down arrowMenu

David Hernandez-Saca

Assistant Professor
(319) 273-7646
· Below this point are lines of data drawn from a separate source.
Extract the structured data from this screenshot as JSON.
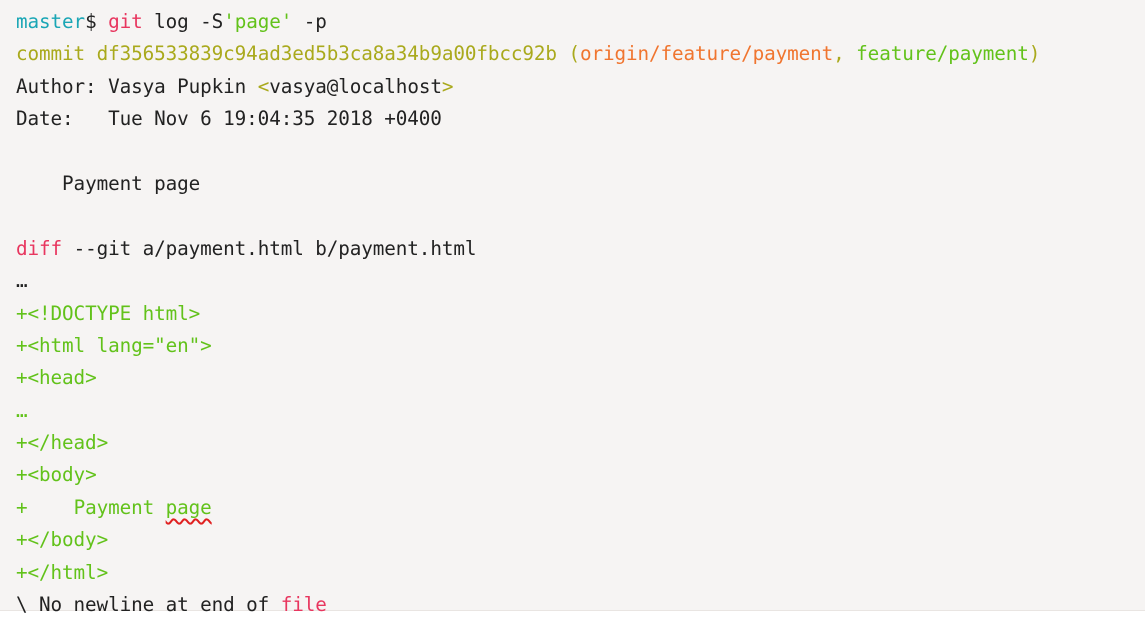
{
  "terminal": {
    "prompt": {
      "cwd": "master",
      "symbol": "$",
      "command": "git",
      "args_before": "log -S",
      "quoted_arg": "'page'",
      "args_after": "-p"
    },
    "commit": {
      "label": "commit",
      "hash": "df356533839c94ad3ed5b3ca8a34b9a00fbcc92b",
      "paren_open": "(",
      "remote_ref": "origin/feature/payment",
      "separator": ",",
      "local_ref": "feature/payment",
      "paren_close": ")"
    },
    "author": {
      "label": "Author:",
      "name": "Vasya Pupkin",
      "email_open": "<",
      "email": "vasya@localhost",
      "email_close": ">"
    },
    "date": {
      "label": "Date:",
      "value": "Tue Nov 6 19:04:35 2018 +0400"
    },
    "message": "Payment page",
    "diff_header": {
      "keyword": "diff",
      "rest": "--git a/payment.html b/payment.html"
    },
    "ellipsis_1": "…",
    "diff_lines": [
      {
        "prefix": "+<",
        "tag": "!DOCTYPE html",
        "suffix": ">"
      },
      {
        "prefix": "+<",
        "tag": "html lang=",
        "attr": "\"en\"",
        "suffix": ">"
      },
      {
        "prefix": "+<",
        "tag": "head",
        "suffix": ">"
      }
    ],
    "ellipsis_2": "…",
    "diff_lines_2": [
      {
        "prefix": "+</",
        "tag": "head",
        "suffix": ">"
      },
      {
        "prefix": "+<",
        "tag": "body",
        "suffix": ">"
      }
    ],
    "body_line": {
      "plus": "+",
      "text": "Payment",
      "highlight": "page"
    },
    "diff_lines_3": [
      {
        "prefix": "+</",
        "tag": "body",
        "suffix": ">"
      },
      {
        "prefix": "+</",
        "tag": "html",
        "suffix": ">"
      }
    ],
    "eof": {
      "text": "\\ No newline at end of",
      "word": "file"
    },
    "colors": {
      "background": "#f6f4f3",
      "prompt_cyan": "#1aa6b5",
      "keyword_red": "#e8365f",
      "hash_olive": "#a9a91c",
      "ref_orange": "#f0752f",
      "ref_green": "#62c21a",
      "added_green": "#62c21a",
      "text": "#222222"
    }
  }
}
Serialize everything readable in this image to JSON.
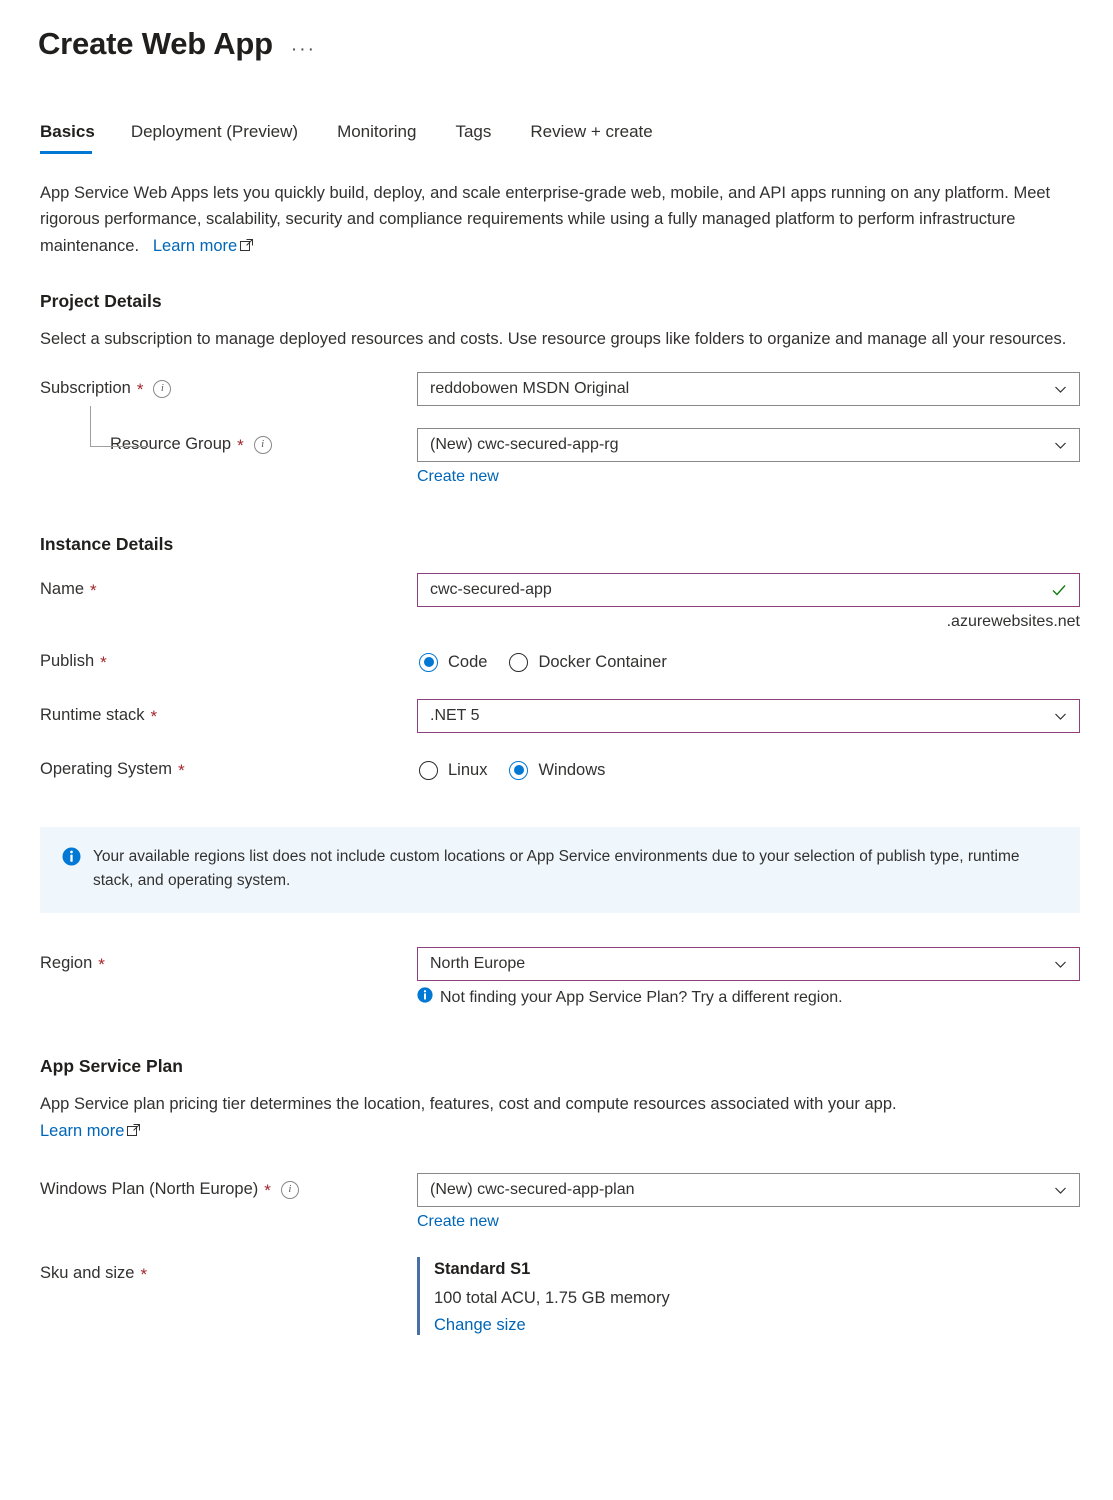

Dr. David Hernandez-Saca is an Assistant Professor in the Department of Special Education at the University of Northern Iowa. He received his PhD from Arizona State University and MA from UC Berkeley. Dr. Hernandez-Saca is a former multi-subject teacher and his teaching responsibilities at UNI include undergraduate teacher preparation courses in the areas of post-school transition programming and issues and applications in special education. Dr. Hernandez-Saca's research nucleus of his research agenda is problematizing the common sense assumptions of learning disabilities (LD). Dr. Hernandez-Saca's two lines of research include: 1) (a) the emotional impact of LD labeling on conceptions of self. This work has implications for the problematization of LD that takes into account the sociocultural contexts of students living with this condition and the social construction of emotions about LD. Dr. Hernandez-Saca engages in this line of inquiry by documenting the perspectives of historically marginalized youth and culturally and linguistically diverse students with LD and in collaborative autoethnographic projects. Dr. Hernandez-Saca's second line of inquiry is (b) the role of emotion and affect in teacher learning about social justice issues. What ties both of his lines of inquiry together is his commitment to educational equity through an interdisciplinary research design and methodology. Overall, Dr. Hernandez-Saca<span style="font-size: 12.0pt; mso-ascii-font-family: Calibri; mso-fareast-font-family: " times="" new="" roman";="" mso-hansi-font-family:="" calibri;="" mso-bidi-font-family:="" "times="" color:="" black;"=""> investigates these as they relate to historical equity issues in general education and special education and current movements for inclusive education. He has published in journals such as Learning Disability Quarterly and the Journal of Educational and Psychological Consultation, and has presented at numerous national and regional conferences.